In this case, provided the Port Director is satisfied that the imported wood handles will be assembled in the manner described above, and that the other conditions set forth in 19 CFR 134.34 are met, the Port Director may authorize an exception under 19 CFR 134.32(d), in which case marking of the individual imported wood handles will not be required.

Additionally, should you contemplate marking the finished good as "Made in the U.S.A.", you are advised to contact the Federal Trade Commission as they have the authority to approve when an article may be marked "Made in U.S.A.". The office may be contacted at (202) 326-3029.

This ruling is being issued under the provisions of Section 177 of the Customs Regulations (19 C.F.R. 177).

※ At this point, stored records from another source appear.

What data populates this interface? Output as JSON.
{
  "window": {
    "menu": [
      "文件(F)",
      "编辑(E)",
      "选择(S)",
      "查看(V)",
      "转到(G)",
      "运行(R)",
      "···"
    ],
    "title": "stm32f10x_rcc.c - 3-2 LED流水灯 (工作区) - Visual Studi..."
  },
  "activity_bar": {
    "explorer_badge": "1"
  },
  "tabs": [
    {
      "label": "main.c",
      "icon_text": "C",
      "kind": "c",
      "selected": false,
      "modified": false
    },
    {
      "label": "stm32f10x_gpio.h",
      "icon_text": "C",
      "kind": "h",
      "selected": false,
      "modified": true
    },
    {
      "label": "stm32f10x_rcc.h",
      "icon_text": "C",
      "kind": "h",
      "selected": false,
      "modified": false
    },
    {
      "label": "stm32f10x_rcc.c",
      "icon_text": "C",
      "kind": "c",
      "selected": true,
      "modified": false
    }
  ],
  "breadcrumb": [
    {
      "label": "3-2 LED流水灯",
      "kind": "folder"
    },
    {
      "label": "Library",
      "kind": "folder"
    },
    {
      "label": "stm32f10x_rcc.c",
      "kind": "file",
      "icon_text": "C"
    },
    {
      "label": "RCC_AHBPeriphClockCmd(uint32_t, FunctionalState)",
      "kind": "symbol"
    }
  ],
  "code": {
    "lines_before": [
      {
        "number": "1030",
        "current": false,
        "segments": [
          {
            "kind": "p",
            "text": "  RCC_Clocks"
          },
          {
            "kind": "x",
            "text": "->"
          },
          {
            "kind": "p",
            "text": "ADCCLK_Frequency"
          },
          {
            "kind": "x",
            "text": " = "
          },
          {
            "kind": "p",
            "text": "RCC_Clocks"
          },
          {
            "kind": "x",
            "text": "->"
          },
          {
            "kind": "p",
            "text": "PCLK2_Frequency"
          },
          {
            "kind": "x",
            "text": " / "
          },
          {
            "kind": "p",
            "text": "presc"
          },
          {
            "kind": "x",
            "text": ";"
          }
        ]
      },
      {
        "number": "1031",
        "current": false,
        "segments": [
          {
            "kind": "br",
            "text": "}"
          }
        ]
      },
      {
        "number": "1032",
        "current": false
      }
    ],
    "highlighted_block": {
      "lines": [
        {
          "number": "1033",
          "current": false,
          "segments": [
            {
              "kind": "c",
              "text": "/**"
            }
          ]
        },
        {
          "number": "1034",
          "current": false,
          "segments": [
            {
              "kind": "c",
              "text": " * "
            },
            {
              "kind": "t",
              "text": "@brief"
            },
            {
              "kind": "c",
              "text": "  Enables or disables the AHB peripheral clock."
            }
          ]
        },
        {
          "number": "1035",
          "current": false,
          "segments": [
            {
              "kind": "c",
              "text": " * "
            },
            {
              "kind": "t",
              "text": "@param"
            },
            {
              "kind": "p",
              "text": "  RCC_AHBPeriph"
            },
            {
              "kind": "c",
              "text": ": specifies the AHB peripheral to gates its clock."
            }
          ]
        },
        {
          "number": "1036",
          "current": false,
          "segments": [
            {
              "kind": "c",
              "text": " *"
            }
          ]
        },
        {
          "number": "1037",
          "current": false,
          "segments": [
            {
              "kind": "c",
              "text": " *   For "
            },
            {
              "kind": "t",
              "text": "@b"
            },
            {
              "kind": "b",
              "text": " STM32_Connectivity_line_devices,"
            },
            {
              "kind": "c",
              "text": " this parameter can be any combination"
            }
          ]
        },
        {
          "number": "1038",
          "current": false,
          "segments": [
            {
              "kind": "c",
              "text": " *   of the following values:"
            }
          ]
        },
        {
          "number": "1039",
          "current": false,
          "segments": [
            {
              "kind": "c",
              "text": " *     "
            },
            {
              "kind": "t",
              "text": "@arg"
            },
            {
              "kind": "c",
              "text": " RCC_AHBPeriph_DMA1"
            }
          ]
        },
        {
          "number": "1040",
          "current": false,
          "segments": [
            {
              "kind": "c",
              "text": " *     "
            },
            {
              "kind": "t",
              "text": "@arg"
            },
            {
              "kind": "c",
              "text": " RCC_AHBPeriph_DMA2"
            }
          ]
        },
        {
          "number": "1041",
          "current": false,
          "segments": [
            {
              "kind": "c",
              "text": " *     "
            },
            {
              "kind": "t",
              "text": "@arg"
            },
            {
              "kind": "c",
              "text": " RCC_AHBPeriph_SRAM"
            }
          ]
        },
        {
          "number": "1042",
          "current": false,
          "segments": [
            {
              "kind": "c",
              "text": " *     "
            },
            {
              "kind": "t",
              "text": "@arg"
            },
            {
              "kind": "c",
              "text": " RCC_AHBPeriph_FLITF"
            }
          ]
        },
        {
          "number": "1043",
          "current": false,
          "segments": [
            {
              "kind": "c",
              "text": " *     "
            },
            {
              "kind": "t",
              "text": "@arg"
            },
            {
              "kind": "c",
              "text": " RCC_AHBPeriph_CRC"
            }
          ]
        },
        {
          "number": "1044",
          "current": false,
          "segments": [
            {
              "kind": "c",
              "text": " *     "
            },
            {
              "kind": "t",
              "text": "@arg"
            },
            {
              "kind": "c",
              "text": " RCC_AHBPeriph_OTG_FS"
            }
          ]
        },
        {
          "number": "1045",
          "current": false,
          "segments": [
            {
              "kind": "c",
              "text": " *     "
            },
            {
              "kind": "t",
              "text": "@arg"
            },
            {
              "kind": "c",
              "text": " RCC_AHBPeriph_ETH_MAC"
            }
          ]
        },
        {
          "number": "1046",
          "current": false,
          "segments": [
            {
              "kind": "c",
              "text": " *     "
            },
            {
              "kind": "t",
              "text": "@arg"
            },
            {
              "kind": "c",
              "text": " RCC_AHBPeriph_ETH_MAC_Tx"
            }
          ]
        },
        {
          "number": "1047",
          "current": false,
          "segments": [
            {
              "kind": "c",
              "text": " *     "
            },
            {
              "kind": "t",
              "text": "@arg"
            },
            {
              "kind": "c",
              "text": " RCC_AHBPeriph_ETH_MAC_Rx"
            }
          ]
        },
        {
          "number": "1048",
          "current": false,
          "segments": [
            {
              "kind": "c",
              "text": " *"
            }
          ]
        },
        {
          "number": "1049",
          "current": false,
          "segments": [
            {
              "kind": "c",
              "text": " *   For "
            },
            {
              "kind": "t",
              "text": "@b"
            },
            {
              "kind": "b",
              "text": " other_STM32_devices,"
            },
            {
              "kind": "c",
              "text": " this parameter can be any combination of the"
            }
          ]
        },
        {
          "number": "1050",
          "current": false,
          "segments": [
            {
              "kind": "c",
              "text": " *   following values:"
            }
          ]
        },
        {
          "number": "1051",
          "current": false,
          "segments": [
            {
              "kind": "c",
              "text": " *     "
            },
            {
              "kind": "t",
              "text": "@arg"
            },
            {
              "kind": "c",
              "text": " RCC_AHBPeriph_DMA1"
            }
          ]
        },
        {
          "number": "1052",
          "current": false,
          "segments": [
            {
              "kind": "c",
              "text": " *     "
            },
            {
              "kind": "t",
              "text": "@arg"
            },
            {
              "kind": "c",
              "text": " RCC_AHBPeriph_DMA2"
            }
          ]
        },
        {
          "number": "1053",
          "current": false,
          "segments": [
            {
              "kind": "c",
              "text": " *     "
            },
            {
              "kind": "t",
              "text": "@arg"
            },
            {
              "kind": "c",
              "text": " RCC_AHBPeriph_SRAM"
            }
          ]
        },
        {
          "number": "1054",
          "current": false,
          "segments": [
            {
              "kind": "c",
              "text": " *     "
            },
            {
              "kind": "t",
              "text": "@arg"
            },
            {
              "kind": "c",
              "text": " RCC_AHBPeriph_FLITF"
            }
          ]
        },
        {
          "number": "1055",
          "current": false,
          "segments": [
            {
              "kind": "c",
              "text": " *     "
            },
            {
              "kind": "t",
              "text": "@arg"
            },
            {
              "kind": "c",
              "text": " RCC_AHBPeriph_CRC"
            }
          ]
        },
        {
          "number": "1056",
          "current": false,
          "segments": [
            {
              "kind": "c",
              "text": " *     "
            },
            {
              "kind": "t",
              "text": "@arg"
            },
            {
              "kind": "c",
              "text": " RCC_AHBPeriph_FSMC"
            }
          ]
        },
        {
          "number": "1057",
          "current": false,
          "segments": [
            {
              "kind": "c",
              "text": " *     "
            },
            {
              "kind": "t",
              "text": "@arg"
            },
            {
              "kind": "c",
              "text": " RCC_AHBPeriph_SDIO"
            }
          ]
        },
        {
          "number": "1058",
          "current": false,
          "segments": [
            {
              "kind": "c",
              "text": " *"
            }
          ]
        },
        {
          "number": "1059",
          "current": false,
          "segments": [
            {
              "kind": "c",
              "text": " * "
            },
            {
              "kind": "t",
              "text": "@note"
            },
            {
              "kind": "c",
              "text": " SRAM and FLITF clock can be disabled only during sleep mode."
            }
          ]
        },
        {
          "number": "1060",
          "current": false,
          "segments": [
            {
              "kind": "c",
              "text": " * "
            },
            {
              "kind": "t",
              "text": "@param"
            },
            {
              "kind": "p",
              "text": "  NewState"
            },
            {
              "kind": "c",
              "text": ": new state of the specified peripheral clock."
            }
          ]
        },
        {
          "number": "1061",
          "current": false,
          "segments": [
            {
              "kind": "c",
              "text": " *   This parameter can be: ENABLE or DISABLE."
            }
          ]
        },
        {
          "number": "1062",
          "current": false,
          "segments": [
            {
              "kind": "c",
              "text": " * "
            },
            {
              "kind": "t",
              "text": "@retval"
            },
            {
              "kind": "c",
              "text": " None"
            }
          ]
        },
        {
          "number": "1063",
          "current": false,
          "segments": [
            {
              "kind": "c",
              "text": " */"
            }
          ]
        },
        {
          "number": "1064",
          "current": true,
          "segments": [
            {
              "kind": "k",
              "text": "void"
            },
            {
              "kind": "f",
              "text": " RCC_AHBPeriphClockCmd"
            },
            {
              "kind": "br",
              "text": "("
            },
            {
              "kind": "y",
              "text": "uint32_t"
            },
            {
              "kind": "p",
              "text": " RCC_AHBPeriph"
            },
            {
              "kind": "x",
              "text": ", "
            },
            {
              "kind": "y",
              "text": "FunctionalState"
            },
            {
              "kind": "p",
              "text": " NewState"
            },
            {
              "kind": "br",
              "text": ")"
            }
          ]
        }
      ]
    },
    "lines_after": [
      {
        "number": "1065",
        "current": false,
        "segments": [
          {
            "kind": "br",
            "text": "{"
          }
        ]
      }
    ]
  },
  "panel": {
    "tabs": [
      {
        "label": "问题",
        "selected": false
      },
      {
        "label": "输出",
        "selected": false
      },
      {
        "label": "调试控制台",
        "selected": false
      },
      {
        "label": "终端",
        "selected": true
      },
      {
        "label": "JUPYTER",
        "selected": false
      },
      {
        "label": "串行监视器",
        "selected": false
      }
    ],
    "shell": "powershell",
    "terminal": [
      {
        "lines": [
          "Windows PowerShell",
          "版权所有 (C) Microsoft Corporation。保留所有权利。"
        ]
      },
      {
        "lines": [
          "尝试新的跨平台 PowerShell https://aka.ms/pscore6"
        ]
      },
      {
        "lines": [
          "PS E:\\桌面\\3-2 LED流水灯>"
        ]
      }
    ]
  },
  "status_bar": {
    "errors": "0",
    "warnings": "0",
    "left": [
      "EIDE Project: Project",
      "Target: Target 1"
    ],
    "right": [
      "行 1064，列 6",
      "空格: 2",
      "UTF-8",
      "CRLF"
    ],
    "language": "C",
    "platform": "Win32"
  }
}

A copy of the ruling or the control number indicated above should be provided with the entry documents filed at the time this merchandise is imported. If you have any questions regarding the ruling, contact National Import Specialist Alice J. Wong at 212-466-5538.


Roger J. Silvestri

Previous Ruling Next Ruling

See also: